Even if the precise number can hardly be determined today: the 2,000 patents over 125 years originated in Wiehl. Each patent protection expires after 20 years – BPW currently holds 120 valid patents in Europe and beyond. An average of ten new ones are added each year. Most recently, BPW implemented a completely original concept for trailer disc brakes with the ECO Disc TS2, which takes into account the special braking requirements for vehicles with drawbar trailers and semi-trailers.
Setting industry standards and establishing new technology
Of course, development also continues on patented products; this is often even reflected in subsequent patents. Other innovations are so advanced that they continue to be produced after decades with almost no alterations – not only by BPW itself, but also by other market players after the end of the patent protection. In this way, BPW has often been successful in setting new industry standards and establishing new technology in running gear technology. The principle of separated air suspension pistons is an example: the idea came about to prevent the rolling bellows in the air suspension from jamming, a situation which often occurred when semi-trailers were lowered down by railway loading cranes. After patent protection expired, major competitors switched to this technology. However, the product with the experience and know-how of two decades is still only available from BPW.
20 years of exclusive rights to the development

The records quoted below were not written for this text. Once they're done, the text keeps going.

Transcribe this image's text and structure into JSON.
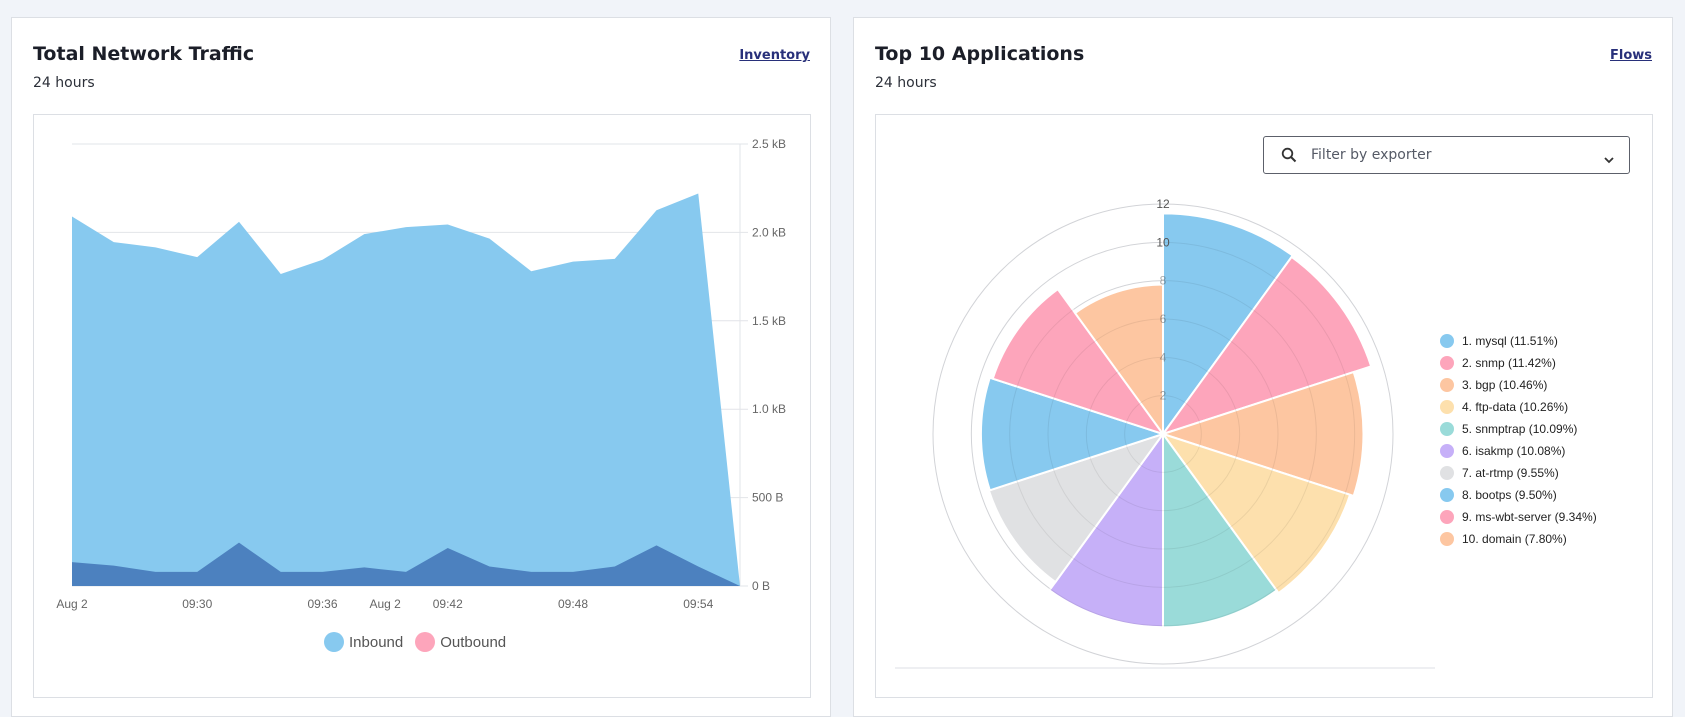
{
  "left_card": {
    "title": "Total Network Traffic",
    "subtitle": "24 hours",
    "link": "Inventory"
  },
  "right_card": {
    "title": "Top 10 Applications",
    "subtitle": "24 hours",
    "link": "Flows",
    "filter": {
      "placeholder": "Filter by exporter",
      "icon": "search-icon",
      "dropdown_icon": "chevron-down-icon"
    }
  },
  "colors": {
    "inbound": "#87c9ef",
    "outbound": "#fda5bb",
    "overlap": "#8fa4cc",
    "link": "#28307a"
  },
  "chart_data": [
    {
      "type": "area",
      "title": "Total Network Traffic",
      "xlabel": "",
      "ylabel": "",
      "y_unit": "B",
      "ylim": [
        0,
        2500
      ],
      "y_ticks": [
        0,
        500,
        1000,
        1500,
        2000,
        2500
      ],
      "y_tick_labels": [
        "0 B",
        "500 B",
        "1.0 kB",
        "1.5 kB",
        "2.0 kB",
        "2.5 kB"
      ],
      "y_axis_side": "right",
      "grid": true,
      "x_tick_labels": [
        "Aug 2",
        "09:30",
        "09:36",
        "Aug 2",
        "09:42",
        "09:48",
        "09:54"
      ],
      "x_tick_positions": [
        0,
        3,
        6,
        7.5,
        9,
        12,
        15
      ],
      "x_count": 17,
      "series": [
        {
          "name": "Inbound",
          "color": "#87c9ef",
          "values": [
            2090,
            1945,
            1915,
            1860,
            2060,
            1765,
            1845,
            1990,
            2030,
            2045,
            1965,
            1780,
            1835,
            1850,
            2125,
            2220,
            0
          ]
        },
        {
          "name": "Outbound",
          "color": "#fda5bb",
          "values": [
            135,
            115,
            80,
            80,
            245,
            80,
            80,
            105,
            80,
            215,
            110,
            80,
            80,
            110,
            230,
            110,
            0
          ]
        }
      ],
      "legend": "bottom-center"
    },
    {
      "type": "polar-area",
      "title": "Top 10 Applications",
      "r_ticks": [
        2,
        4,
        6,
        8,
        10,
        12
      ],
      "rlim": [
        0,
        12
      ],
      "legend": "right",
      "categories": [
        "1. mysql (11.51%)",
        "2. snmp (11.42%)",
        "3. bgp (10.46%)",
        "4. ftp-data (10.26%)",
        "5. snmptrap (10.09%)",
        "6. isakmp (10.08%)",
        "7. at-rtmp (9.55%)",
        "8. bootps (9.50%)",
        "9. ms-wbt-server (9.34%)",
        "10. domain (7.80%)"
      ],
      "values": [
        11.51,
        11.42,
        10.46,
        10.26,
        10.09,
        10.08,
        9.55,
        9.5,
        9.34,
        7.8
      ],
      "colors": [
        "#87c9ef",
        "#fda5bb",
        "#fdc6a1",
        "#fde0ad",
        "#9adbd9",
        "#c6b0f8",
        "#e0e1e3",
        "#87c9ef",
        "#fda5bb",
        "#fdc6a1"
      ]
    }
  ]
}
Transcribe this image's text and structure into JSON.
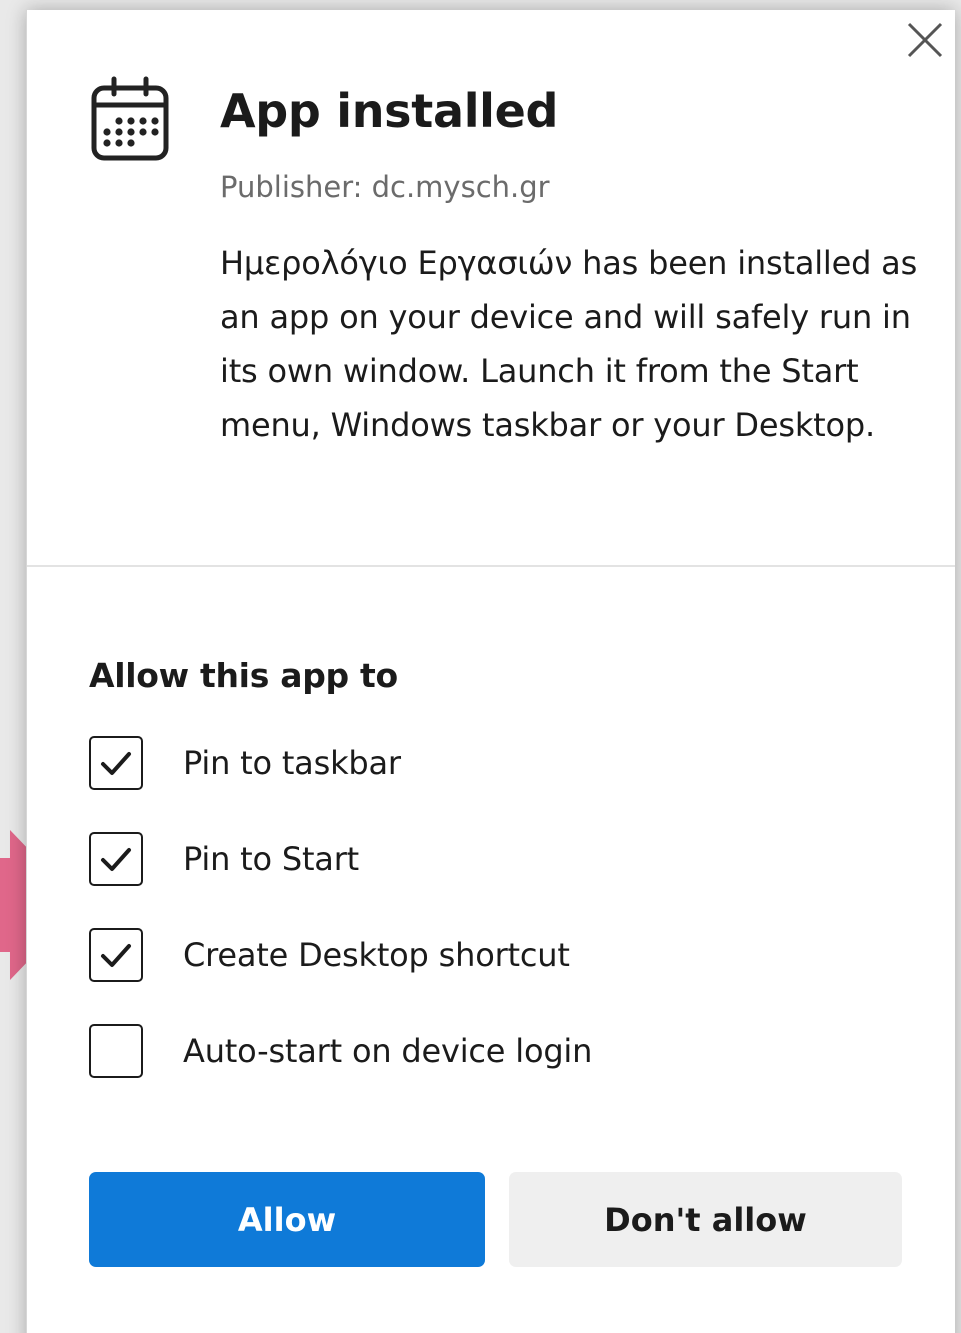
{
  "dialog": {
    "title": "App installed",
    "publisher": "Publisher: dc.mysch.gr",
    "message": "Ημερολόγιο Εργασιών has been installed as an app on your device and will safely run in its own window. Launch it from the Start menu, Windows taskbar or your Desktop.",
    "app_icon": "calendar-icon",
    "close_icon": "close-icon"
  },
  "permissions": {
    "heading": "Allow this app to",
    "options": [
      {
        "label": "Pin to taskbar",
        "checked": true
      },
      {
        "label": "Pin to Start",
        "checked": true
      },
      {
        "label": "Create Desktop shortcut",
        "checked": true
      },
      {
        "label": "Auto-start on device login",
        "checked": false
      }
    ]
  },
  "buttons": {
    "allow": "Allow",
    "deny": "Don't allow"
  },
  "colors": {
    "primary": "#0f7ad8",
    "secondary_button": "#efefef",
    "annotation_arrow": "#e0678a"
  }
}
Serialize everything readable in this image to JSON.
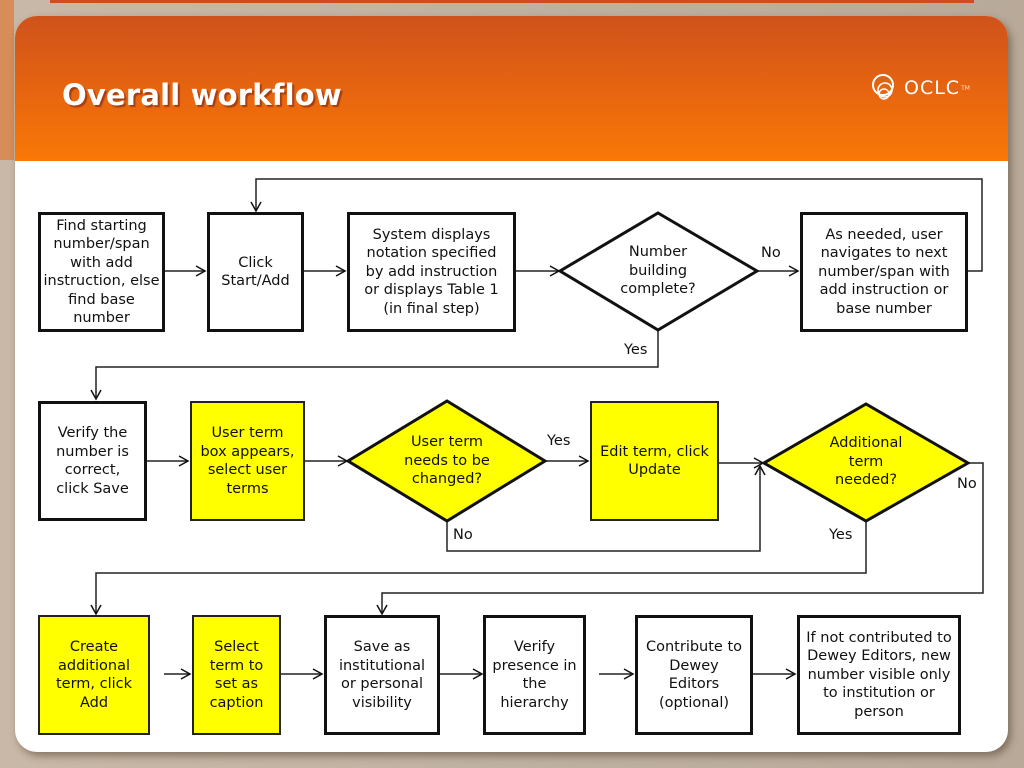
{
  "slide": {
    "title": "Overall workflow",
    "logo": {
      "icon": "oclc-logo-icon",
      "text": "OCLC",
      "tm": "TM"
    }
  },
  "colors": {
    "header_top": "#cf521c",
    "header_bottom": "#f97806",
    "highlight_yellow": "#ffff00",
    "line": "#111111"
  },
  "nodes": {
    "find_start": "Find starting number/span with add instruction, else find base number",
    "click_start": "Click Start/Add",
    "system_displays": "System displays notation specified by add instruction or displays Table 1 (in final step)",
    "number_complete": "Number building complete?",
    "navigate_next": "As needed, user navigates to next number/span with add instruction or base number",
    "verify_number": "Verify the number is correct, click Save",
    "user_term_box": "User term box appears, select user terms",
    "term_change": "User term needs to be changed?",
    "edit_term": "Edit term, click Update",
    "additional_term": "Additional term needed?",
    "create_term": "Create additional term, click Add",
    "select_caption": "Select term to set as caption",
    "save_visibility": "Save as institutional or personal visibility",
    "verify_presence": "Verify presence in the hierarchy",
    "contribute": "Contribute to Dewey Editors (optional)",
    "not_contributed": "If not contributed to Dewey Editors, new number visible only to institution or person"
  },
  "labels": {
    "complete_no": "No",
    "complete_yes": "Yes",
    "change_yes": "Yes",
    "change_no": "No",
    "additional_yes": "Yes",
    "additional_no": "No"
  }
}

“There is development effort behind every idea under patent protection,” explains Michael Schwarz, Head of Patent and Trademark Law at BPW. “A patent guarantees us exclusive development rights for 20 years. Without this exclusivity, it would be almost impossible to have extensive development projects, as these are generally very expensive and these costs must be reflected in the invention.”